Gill is also a master of creative profanity. There’s a certain school of thought that the more cursing you put in a piece of content, the more mature it is. So Westone, his cohorts, and his foes all swear like sailors on nearly every page. The old favorites are mixed and combined, like the evil Jason Jones above referring to his estranged wife as a “shitbitch.”
Throughout the run of Westone Page, we’re teased with our hero confronting his father. But the big climatic battle never seems to happen. Instead, the book detours into courtroom drama, with the judge, the prosecuting attorney and pretty much everybody observing turning out to be a superhero or villain. That’s interrupted by an attack from a new bad guy, the nefarious Dr. Master, who deploys bizarre monsters called “Foodas,” which have one head connected to two humanlike bodies with several suspiciously fuckable holes. Jason Jones escapes, never to be seen again.
Additional titles followed. “The E.P.A. Brothers” followed a trio of siblings from New York as they kept their neighborhood safe. “Fighting Ones” was the obligatory team-up book, which paired Westone with a panoply of other “Power Humans” (and the dog Sniffer, the “Power Mammal”). “Ivory,” leader of the group Teamwork For Power Humans, also got one issue of a solo book that I’ve never seen a copy of. And in every issue, we meet at least a half dozen new characters like “Airbrush,” a villain who paints realistic doors on walls to make people run into them, or “Arthritis,” who has a wrist blaster that can make bones jiggly.
What’s fascinating about these books is how they’re obviously commercially motivated – in each issue, at least 1/3 of the page count is taken up with ads for E-Lectric Comics’ other offerings, often repeating the exact same ad multiple times in a single comic. Gill’s art style isn’t really congruent with the hot Marvel and DC artists of the era. Instead, his work hearkens back to Golden Age greats like C.C. Beck – figures are rounded and soft, compositions are static and fight scenes are simple and uninventive. They really seem like they were beamed into Jim Hanley’s Universe from a parallel dimension.
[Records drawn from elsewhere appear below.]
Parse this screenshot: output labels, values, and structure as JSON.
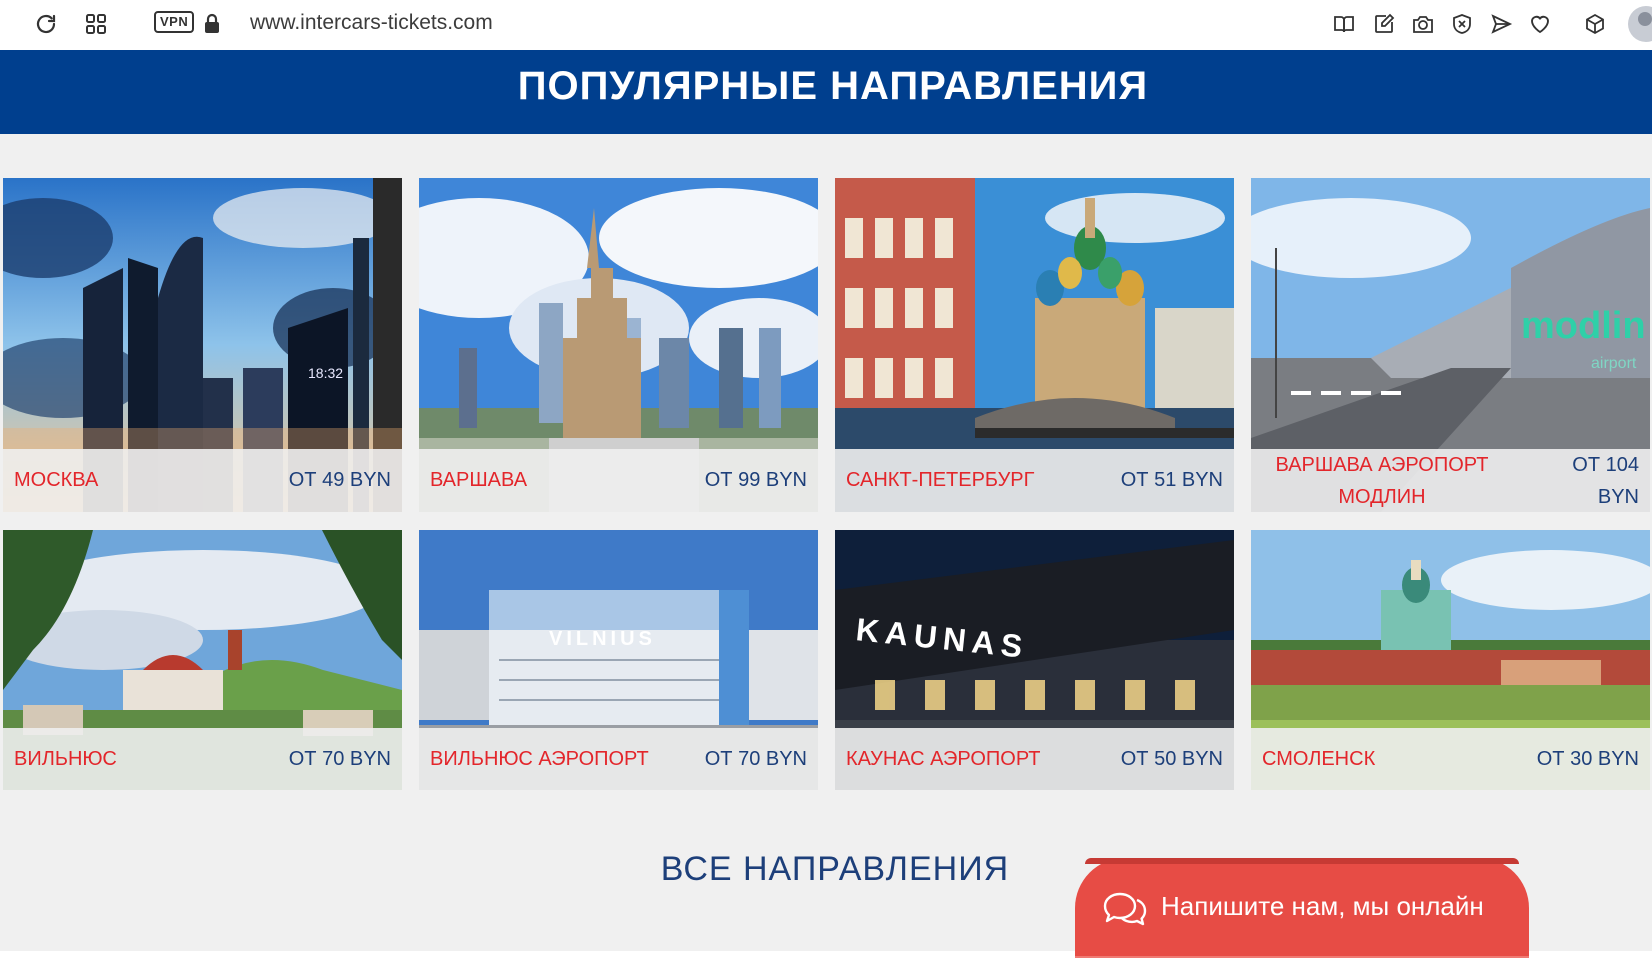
{
  "browser": {
    "url": "www.intercars-tickets.com",
    "vpn_label": "VPN"
  },
  "section": {
    "title": "ПОПУЛЯРНЫЕ НАПРАВЛЕНИЯ"
  },
  "destinations": [
    {
      "city": "МОСКВА",
      "price": "ОТ 49 BYN"
    },
    {
      "city": "ВАРШАВА",
      "price": "ОТ 99 BYN"
    },
    {
      "city": "САНКТ-ПЕТЕРБУРГ",
      "price": "ОТ 51 BYN"
    },
    {
      "city": "ВАРШАВА АЭРОПОРТ МОДЛИН",
      "price": "ОТ 104 BYN"
    },
    {
      "city": "ВИЛЬНЮС",
      "price": "ОТ 70 BYN"
    },
    {
      "city": "ВИЛЬНЮС АЭРОПОРТ",
      "price": "ОТ 70 BYN"
    },
    {
      "city": "КАУНАС АЭРОПОРТ",
      "price": "ОТ 50 BYN"
    },
    {
      "city": "СМОЛЕНСК",
      "price": "ОТ 30 BYN"
    }
  ],
  "photo_texts": {
    "vilnius_airport_sign": "VILNIUS",
    "kaunas_sign": "KAUNAS",
    "modlin_logo": "modlin",
    "modlin_sub": "airport",
    "moscow_clock": "18:32"
  },
  "footer": {
    "all_destinations": "ВСЕ НАПРАВЛЕНИЯ",
    "chat_label": "Напишите нам, мы онлайн"
  },
  "colors": {
    "banner": "#003f8e",
    "city_text": "#e3262b",
    "price_text": "#1d3f7a",
    "chat_button": "#e74c45",
    "page_bg": "#f0f0f0"
  }
}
It’s hard to run down the genius of Emmanuel P. Gill. These comics are full of deeply hilarious moments, like when the Fighting Ones prevent a nuclear bomb from exploding by covering it with a large sheet of tinfoil. But everything is played with incredible seriousness. The common thread through almost every character is fathers – in addition to Crest’s abusive dad, nearly every other male parent presented in every one of his comics is a violent, abusive sociopath.
And, just as suddenly as E-Lectric Comics had appeared, they vanished. Gill stopped bringing his books into Jim Hanley’s Universe, and I’ve never met another comics shop owner in New York or anywhere else who ever saw or sold them. It looks like he set up an Etsy page a while back, but only the first two issues of Westone Page and some original artwork are available.
According to his Facebook page, he was also employed at New York’s storied Metropolitan Museum of Art in 2019, and even hung a drawing in the staff art show. But even more astonishing, he lists on his LinkedIn that he’s an art teacher at CUNY’s Lehman College in the Bronx, meaning the mind behind Westone Page is shaping young artists in his own image to create a new generation of pants-squirting, pantyhose-ripping Power Humans.